Water is not necessarily in short supply in Uganda; however, it is not always available in the right place at the right time, a situation which is exacerbated by climate change.
This reality was recognised by the climate change response strategy and action plan in Uganda. The Ugandan Department of Water Resource Management (DWRM) under the Ministry of Water and Environment in Uganda identified the need to develop this Strategy based on evidence-based risk and vulnerability (R&V) assessment of the water sector.
This necessitated considering other sectors that are significantly water dependent, broadening the scope of the project.
The Government of Uganda contracted OneWorld in 2008 to develop a response strategy to climate change R&V, with the overall goal to develop a stakeholder-led climate change strategy and action plan for the Department of Water Resources Management.
The first phase saw a literature review and the conducting of a R&V assessment against which to develop a strategy for DWRM. OneWorld assessed the vulnerability of the different components of the water resources sector to on-going and projected climate changes. This was supported and validated through extensive stakeholder engagement to build appropriate response strategies.

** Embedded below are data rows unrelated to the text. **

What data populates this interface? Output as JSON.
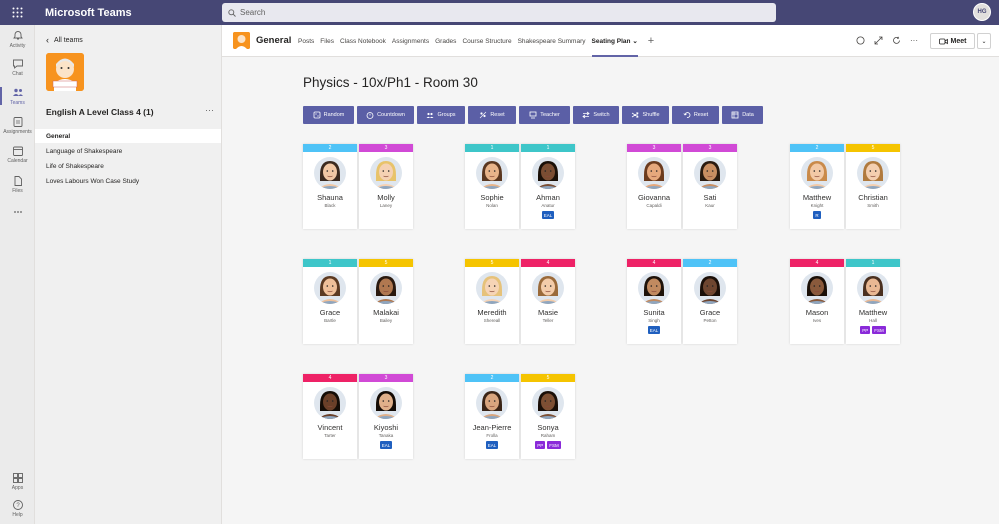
{
  "app": {
    "name": "Microsoft Teams",
    "search_placeholder": "Search",
    "user_initials": "HG"
  },
  "rail": [
    {
      "label": "Activity",
      "icon": "bell-icon"
    },
    {
      "label": "Chat",
      "icon": "chat-icon"
    },
    {
      "label": "Teams",
      "icon": "teams-icon",
      "active": true
    },
    {
      "label": "Assignments",
      "icon": "assignments-icon"
    },
    {
      "label": "Calendar",
      "icon": "calendar-icon"
    },
    {
      "label": "Files",
      "icon": "files-icon"
    },
    {
      "label": "...",
      "icon": "more-icon"
    },
    {
      "label": "Apps",
      "icon": "apps-icon"
    },
    {
      "label": "Help",
      "icon": "help-icon"
    }
  ],
  "team": {
    "back_label": "All teams",
    "name": "English A Level Class 4 (1)",
    "more": "···",
    "channels": [
      "General",
      "Language of Shakespeare",
      "Life of Shakespeare",
      "Loves Labours Won Case Study"
    ]
  },
  "header": {
    "channel": "General",
    "tabs": [
      "Posts",
      "Files",
      "Class Notebook",
      "Assignments",
      "Grades",
      "Course Structure",
      "Shakespeare Summary",
      "Seating Plan ⌄"
    ],
    "active_tab": 7,
    "plus": "+",
    "meet_label": "Meet",
    "meet_dropdown": "⌄"
  },
  "seating": {
    "title": "Physics - 10x/Ph1 - Room 30",
    "toolbar": [
      {
        "label": "Random",
        "icon": "random-icon"
      },
      {
        "label": "Countdown",
        "icon": "timer-icon"
      },
      {
        "label": "Groups",
        "icon": "groups-icon"
      },
      {
        "label": "Reset",
        "icon": "reset-people-icon"
      },
      {
        "label": "Teacher",
        "icon": "teacher-icon"
      },
      {
        "label": "Switch",
        "icon": "switch-icon"
      },
      {
        "label": "Shuffle",
        "icon": "shuffle-icon"
      },
      {
        "label": "Reset",
        "icon": "undo-icon"
      },
      {
        "label": "Data",
        "icon": "data-icon"
      }
    ],
    "colors": {
      "1": "#3ec6c9",
      "2": "#4fc3f7",
      "3": "#d14ad6",
      "4": "#ee2266",
      "5": "#f5c400"
    },
    "tag_colors": {
      "EAL": "#1f5fbf",
      "PP": "#8a2ad9",
      "FSM": "#8a2ad9",
      "SEN": "#1f5fbf"
    },
    "students": [
      {
        "group": "2",
        "first": "Shauna",
        "last": "Black",
        "tags": [],
        "skin": "#f1c8a5",
        "hair": "#3b2a1f"
      },
      {
        "group": "3",
        "first": "Molly",
        "last": "Laney",
        "tags": [],
        "skin": "#f5d1b3",
        "hair": "#e8c36a"
      },
      {
        "group": "1",
        "first": "Sophie",
        "last": "Nolan",
        "tags": [],
        "skin": "#e8b48a",
        "hair": "#5a3720"
      },
      {
        "group": "1",
        "first": "Ahman",
        "last": "Anatur",
        "tags": [
          "EAL"
        ],
        "skin": "#7a4d32",
        "hair": "#1a1008"
      },
      {
        "group": "3",
        "first": "Giovanna",
        "last": "Capaldi",
        "tags": [],
        "skin": "#e6a87c",
        "hair": "#6b3b1e"
      },
      {
        "group": "3",
        "first": "Sati",
        "last": "Kaur",
        "tags": [],
        "skin": "#c98e62",
        "hair": "#2a1a10"
      },
      {
        "group": "2",
        "first": "Matthew",
        "last": "Knight",
        "tags": [
          "R"
        ],
        "skin": "#f2c9a6",
        "hair": "#c98a4a"
      },
      {
        "group": "5",
        "first": "Christian",
        "last": "Smith",
        "tags": [],
        "skin": "#f4cfb0",
        "hair": "#b07a3e"
      },
      {
        "group": "1",
        "first": "Grace",
        "last": "Bartle",
        "tags": [],
        "skin": "#efc09a",
        "hair": "#5c3a22"
      },
      {
        "group": "5",
        "first": "Malakai",
        "last": "Bailey",
        "tags": [],
        "skin": "#b07850",
        "hair": "#2a1a10"
      },
      {
        "group": "5",
        "first": "Meredith",
        "last": "Shereall",
        "tags": [],
        "skin": "#f6d4b6",
        "hair": "#e6c27a"
      },
      {
        "group": "4",
        "first": "Masie",
        "last": "Teller",
        "tags": [],
        "skin": "#f3ccaa",
        "hair": "#9a6a3a"
      },
      {
        "group": "4",
        "first": "Sunita",
        "last": "Singh",
        "tags": [
          "EAL"
        ],
        "skin": "#c18a60",
        "hair": "#1f130a"
      },
      {
        "group": "2",
        "first": "Grace",
        "last": "Petton",
        "tags": [],
        "skin": "#6e4630",
        "hair": "#1a0f08"
      },
      {
        "group": "4",
        "first": "Mason",
        "last": "Ives",
        "tags": [],
        "skin": "#8a5a3c",
        "hair": "#1a1008"
      },
      {
        "group": "1",
        "first": "Matthew",
        "last": "Hall",
        "tags": [
          "PP",
          "FSM"
        ],
        "skin": "#e9b893",
        "hair": "#4a3020"
      },
      {
        "group": "4",
        "first": "Vincent",
        "last": "Tarter",
        "tags": [],
        "skin": "#6a3f28",
        "hair": "#140c06"
      },
      {
        "group": "3",
        "first": "Kiyoshi",
        "last": "Tanaka",
        "tags": [
          "EAL"
        ],
        "skin": "#e0b08a",
        "hair": "#140c06"
      },
      {
        "group": "2",
        "first": "Jean-Pierre",
        "last": "Frolla",
        "tags": [
          "EAL"
        ],
        "skin": "#d9a57e",
        "hair": "#3a2416"
      },
      {
        "group": "5",
        "first": "Sonya",
        "last": "Raham",
        "tags": [
          "PP",
          "FSM"
        ],
        "skin": "#7d4f33",
        "hair": "#1a0f08"
      }
    ]
  }
}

OneWorld managed the process to develop and agree the sectors climate response strategy with Government and other stakeholders as well as quantifying the related costs of priority adaptations. OneWorld additionally built capacity in stakeholders through designing and hosting five workshops (for 250 officials) with DWRM and related departments, such as Agriculture and Energy.
This work strengthened countrywide capacity to use available methodologies to understand the cascading implications of climate change in systems and sectors by applying “AIM” (Action Impacts Matrix) methodology and toolkits previously developed by OneWorld to build capacity of government officials.

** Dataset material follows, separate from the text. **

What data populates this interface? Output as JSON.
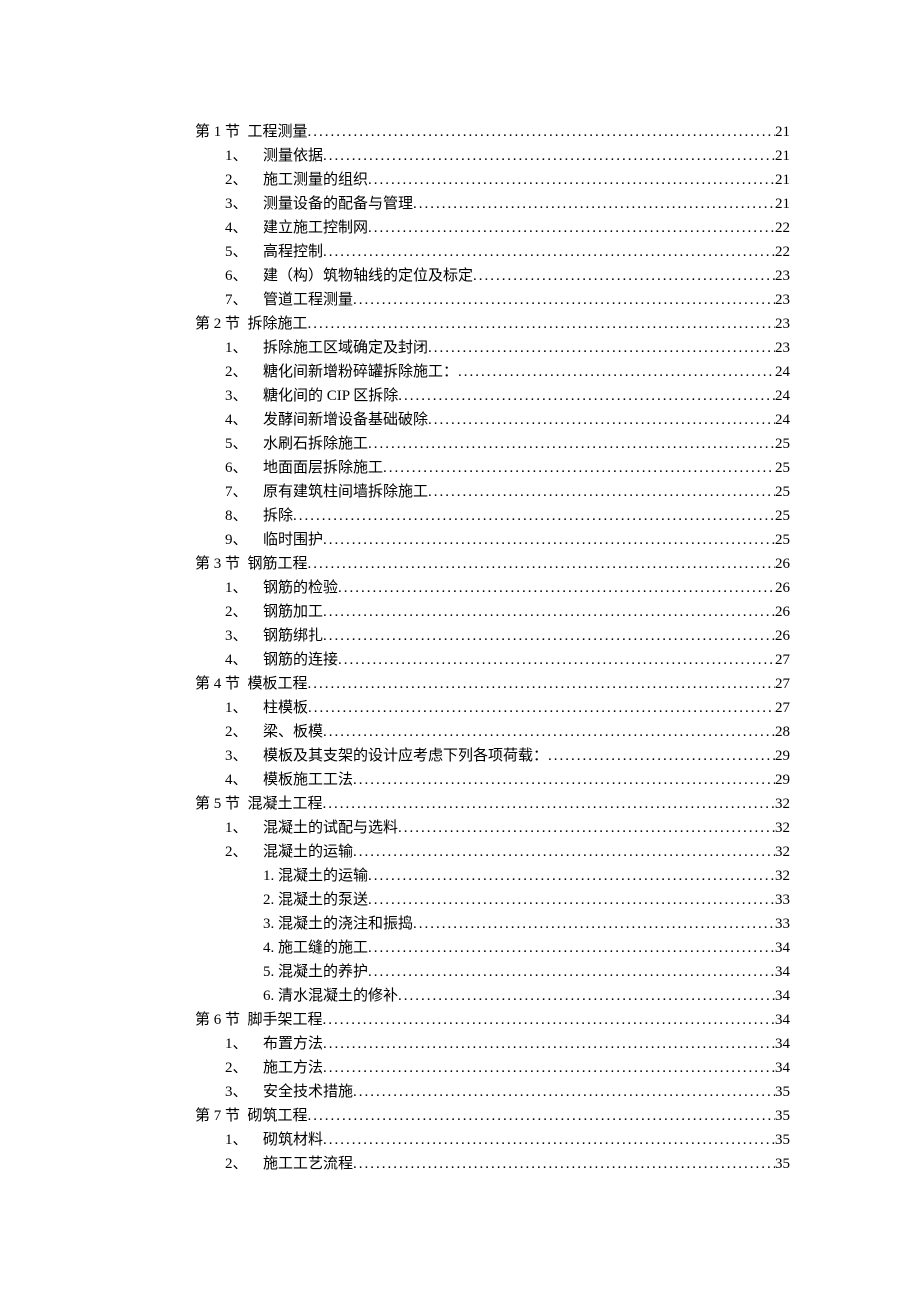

The outcomes of OneWorld’s work included 2 adaptation projects available to the Ugandan Government to take to the Global Environment fund (GEF) and the Adaptation Fund, as well as a clearly defined, stakeholder-approved strategic response to climate change for the water and related sectors.
Stakeholders’ understanding of how to reduce vulnerability to climate changes and increase resilience in the affected population and other sectors was also further enhanced.